1. Successful Test Of Single Molecule Switch Opens The Door To Biomolecular Electronics
2. Visceral Leishmaniasis: Successful Vaccine Trial In Dogs
3. Penn Surgeons Use Completely Robotic Surgery to Successfully Treat Prostate Cancer
4. Successful cell engineering may lead to mad cow prevention, say researchers
5. Successful lung cancer surgery not enough to break nicotine dependence in many smokers
6. Monkeying around to improve organ transplantation
7. New cell transplantation technique restores insulin production in diabetics
8. Diabetes researchers pioneer islet cell xenotransplantation in primate studies
9. Guiding principles for facial transplantation unveiled
10. Plastic surgeons countdown first full facial transplantation
11. Researchers create genetically matched embryonic stem cells for transplantation
Post Your Comments:
*Name:
*Comment:
*Email:


(Date:4/28/2016)... FRANCISCO and BANGALORE, India , ... of EdgeVerve Systems, a product subsidiary of Infosys (NYSE: ... provider, today announced a global partnership that will ... way to use mobile banking and payment services. ... is a key innovation area for financial services, but it ...
(Date:4/15/2016)... , April 15, 2016  A new partnership ... more accurate underwriting decisions in a fraction of ... competitively priced and high-value life insurance policies to ... With Force Diagnostics, rapid testing (A1C, ... data readings (blood pressure, weight, pulse, BMI, and ...
(Date:3/31/2016)... PROVIDENCE, R.I. , March 31, 2016  Genomics ... leadership of founding CEO, Barrett Bready , M.D., ... addition, members of the original technical leadership team, including ... Vice President of Product Development, Steve Nurnberg and Vice ... have returned to the company. Dr. Bready ...
Breaking Biology News(10 mins):
(Date:6/23/2016)... (PRWEB) , ... June 23, 2016 , ... ... the release of its second eBook, “Clinical Trials Patient Recruitment and Retention Tips.” ... and retention in this eBook by providing practical tips, tools, and strategies for ...
(Date:6/23/2016)... , June 23, 2016 Houston Methodist ... the Cy-Fair Sports Association to serve as their ... agreement, Houston Methodist Willowbrook will provide sponsorship support, ... connectivity with association coaches, volunteers, athletes and families. ... the Cy-Fair Sports Association and to bring Houston ...
(Date:6/23/2016)... ... June 23, 2016 , ... Supplyframe, the ... the Supplyframe Design Lab . Located in Pasadena, Calif., the Design Lab’s ... how hardware projects are designed, built and brought to market. , The Design ...

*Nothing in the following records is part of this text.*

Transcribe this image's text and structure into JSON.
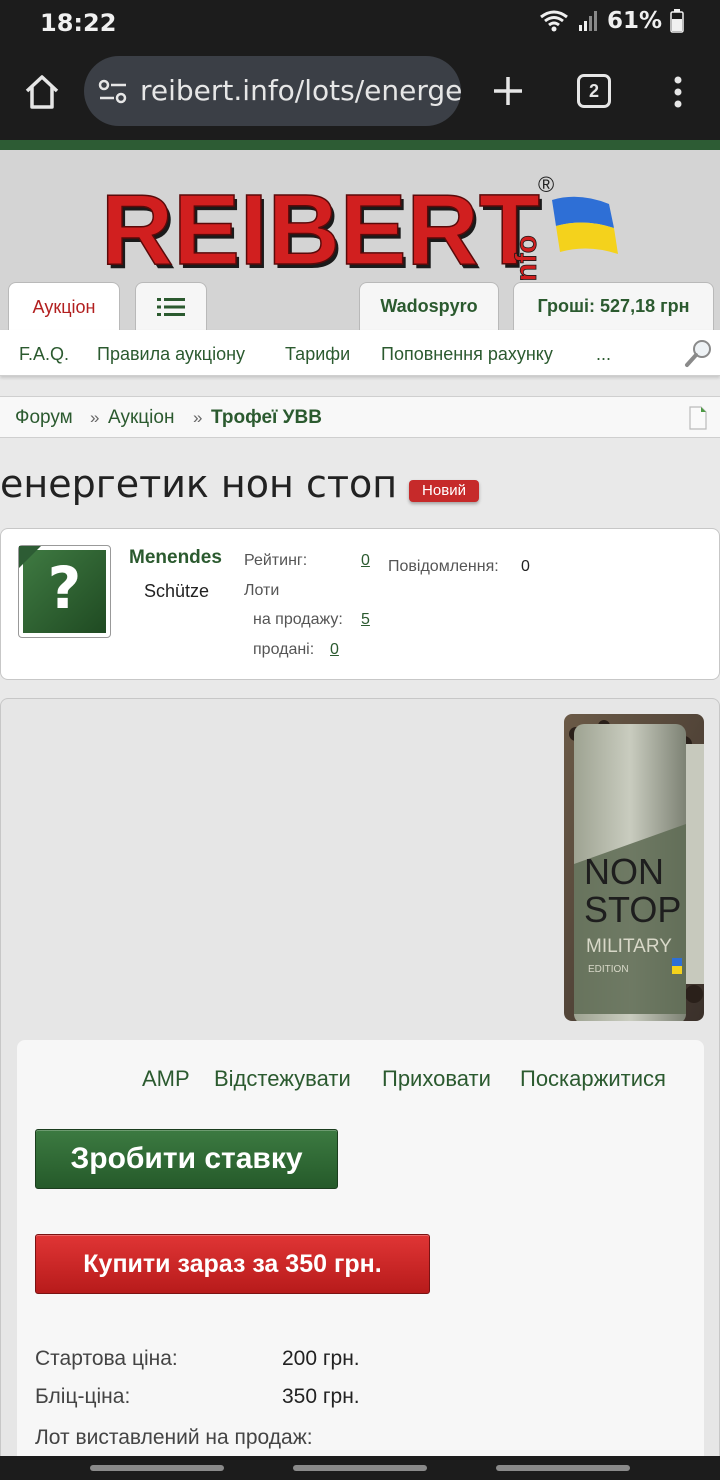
{
  "status_bar": {
    "time": "18:22",
    "battery": "61%"
  },
  "browser": {
    "url": "reibert.info/lots/energe",
    "tab_count": "2"
  },
  "site": {
    "logo_text": "REIBERT",
    "logo_suffix": "info",
    "logo_mark": "®",
    "tabs": {
      "auction": "Аукціон",
      "user": "Wadospyro",
      "money": "Гроші: 527,18 грн"
    },
    "subnav": [
      "F.A.Q.",
      "Правила аукціону",
      "Тарифи",
      "Поповнення рахунку",
      "..."
    ]
  },
  "breadcrumb": {
    "forum": "Форум",
    "sep": "»",
    "auction": "Аукціон",
    "current": "Трофеї УВВ"
  },
  "lot": {
    "title": "енергетик нон стоп",
    "badge": "Новий",
    "image_text": [
      "NON",
      "STOP",
      "MILITARY",
      "EDITION"
    ]
  },
  "seller": {
    "name": "Menendes",
    "rank": "Schütze",
    "rating_label": "Рейтинг:",
    "rating_value": "0",
    "messages_label": "Повідомлення:",
    "messages_value": "0",
    "lots_label": "Лоти",
    "for_sale_label": "на продажу:",
    "for_sale_value": "5",
    "sold_label": "продані:",
    "sold_value": "0"
  },
  "actions": {
    "amp": "AMP",
    "track": "Відстежувати",
    "hide": "Приховати",
    "report": "Поскаржитися",
    "bid_button": "Зробити ставку",
    "buy_button": "Купити зараз за 350 грн."
  },
  "info": {
    "start_price_label": "Стартова ціна:",
    "start_price_value": "200 грн.",
    "blitz_price_label": "Бліц-ціна:",
    "blitz_price_value": "350 грн.",
    "listed_label": "Лот виставлений на продаж:"
  },
  "colors": {
    "brand_green": "#2b5a2f",
    "brand_red": "#c62a2a",
    "header_bg": "#d4d4d4"
  }
}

(Date:6/23/2016)... LONDON , June 23, 2016 ... & Hematology Review, 2016;12(1):22-8 http://doi.org/10.17925/OHR.2016.12.01.22 ... Review , the peer-reviewed journal from touchONCOLOGY, ... the escalating cost of cancer care is placing ... a result of expensive biologic therapies. With the ...
Breaking Biology Technology: